In a study published in the International Journal of Law and Psychiatry, researchers evaluated existing Clinical Practice Guidelines (CPGs) regarding treatment augmentation with second generation antipsychotics (SGAs) in patients with major depressive disorder (MDD). The findings revealed a lack of consensus among CPGs and indicated that SGAs should be prescribed cautiously to manage risks and avoid overtreatment.
Researchers utilized the MEDLINE search engine and the International Guideline Library to identify and evaluate 14 existing guidelines for MDD treatment. Of these, 7 guidelines explicitly recommended augmentation with SGAs for treatment-resistant depression, 2 explicitly recommended against augmentation, and the remaining guidelines either made no clear recommendation or did not address augmentation.

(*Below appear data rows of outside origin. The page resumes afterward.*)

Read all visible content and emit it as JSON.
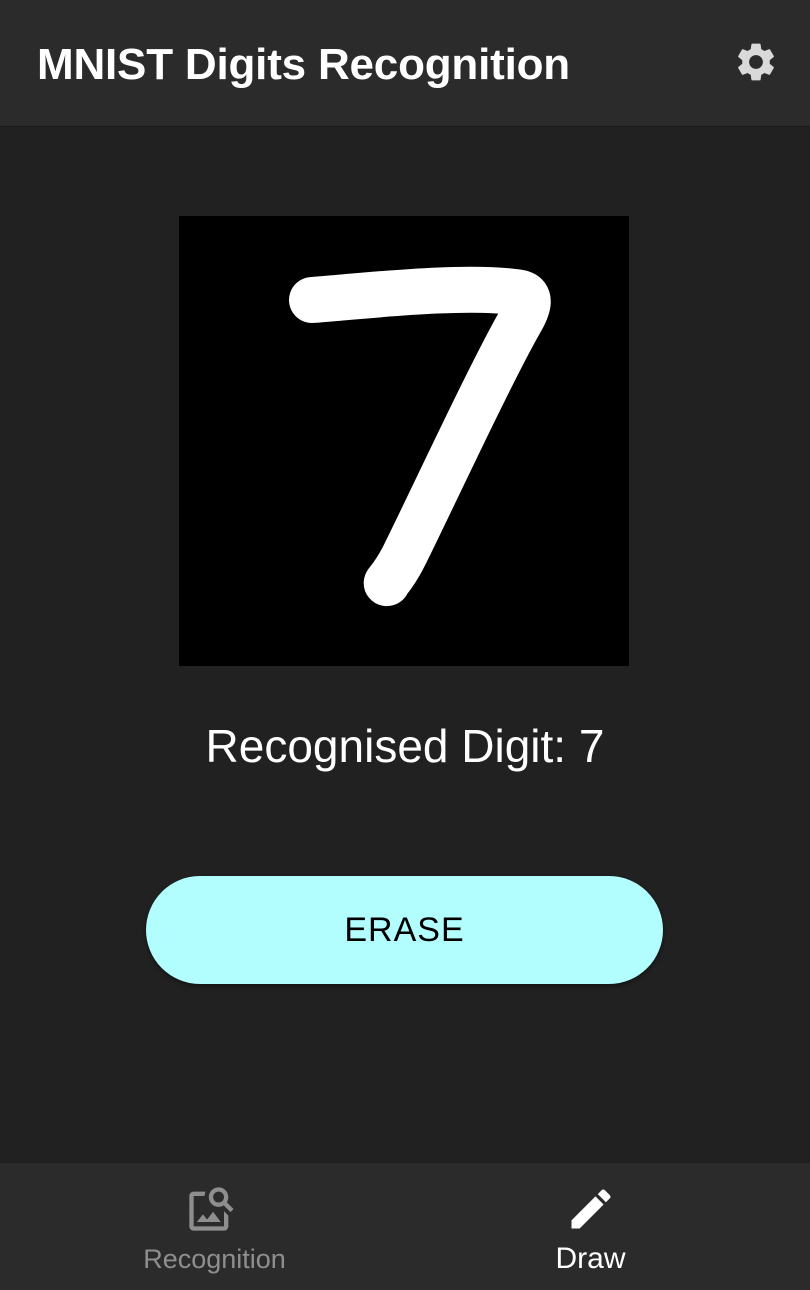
{
  "app_bar": {
    "title": "MNIST Digits Recognition",
    "settings_icon": "gear-icon"
  },
  "canvas": {
    "background": "#000000",
    "stroke_color": "#ffffff"
  },
  "result": {
    "text": "Recognised Digit: 7"
  },
  "erase_button": {
    "label": "ERASE",
    "color": "#b2feff"
  },
  "bottom_nav": {
    "items": [
      {
        "label": "Recognition",
        "icon": "image-search-icon",
        "selected": false
      },
      {
        "label": "Draw",
        "icon": "pencil-icon",
        "selected": true
      }
    ],
    "active_color": "#ffffff",
    "inactive_color": "#8e8e8e"
  }
}
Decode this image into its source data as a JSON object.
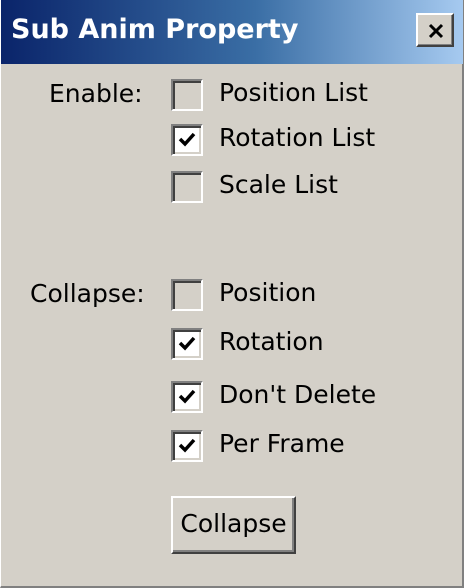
{
  "window": {
    "title": "Sub Anim Property",
    "close_label": "×"
  },
  "enable": {
    "label": "Enable:",
    "items": [
      {
        "label": "Position List",
        "checked": false
      },
      {
        "label": "Rotation List",
        "checked": true
      },
      {
        "label": "Scale List",
        "checked": false
      }
    ]
  },
  "collapse": {
    "label": "Collapse:",
    "items": [
      {
        "label": "Position",
        "checked": false
      },
      {
        "label": "Rotation",
        "checked": true
      },
      {
        "label": "Don't Delete",
        "checked": true
      },
      {
        "label": "Per Frame",
        "checked": true
      }
    ]
  },
  "buttons": {
    "collapse_label": "Collapse"
  },
  "colors": {
    "title_gradient_start": "#0a246a",
    "title_gradient_end": "#a6caf0",
    "face": "#d4d0c8"
  }
}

Of the 7 guidelines recommending augmentation, only 4 cited meta-analyses regarding the efficacy and safety of antipsychotics as support for their suggestions. Across these 7 guidelines, there was also wide variation in terms of augmentation timeline and attention to risk/benefit issues, with not one guideline addressing the issue of tapering or timeline to discontinuation of SGA use. In addition, in several guidelines recommending SGA use, the researchers explicitly acknowledged the unclear evidence base supporting the effectiveness of SGAs, but proceeded to recommend augmentation despite this.
Given the inconsistencies across CPGs recommending SGA use, researchers implored physicians to cautiously approach treatment augmentation on a case-by-case basis. They underscored the well-documented side effects and potential risks of SGAs, and emphasized the importance of informed consent in discussing treatment options with patients.
Simons P, Cosgrove L, Shaughnessy A, Bursztajn H. Antipsychotic augmentation for major depressive disorder: A review of clinical practice guidelines. Int J Law Psychiatry. 2017;55:64-71.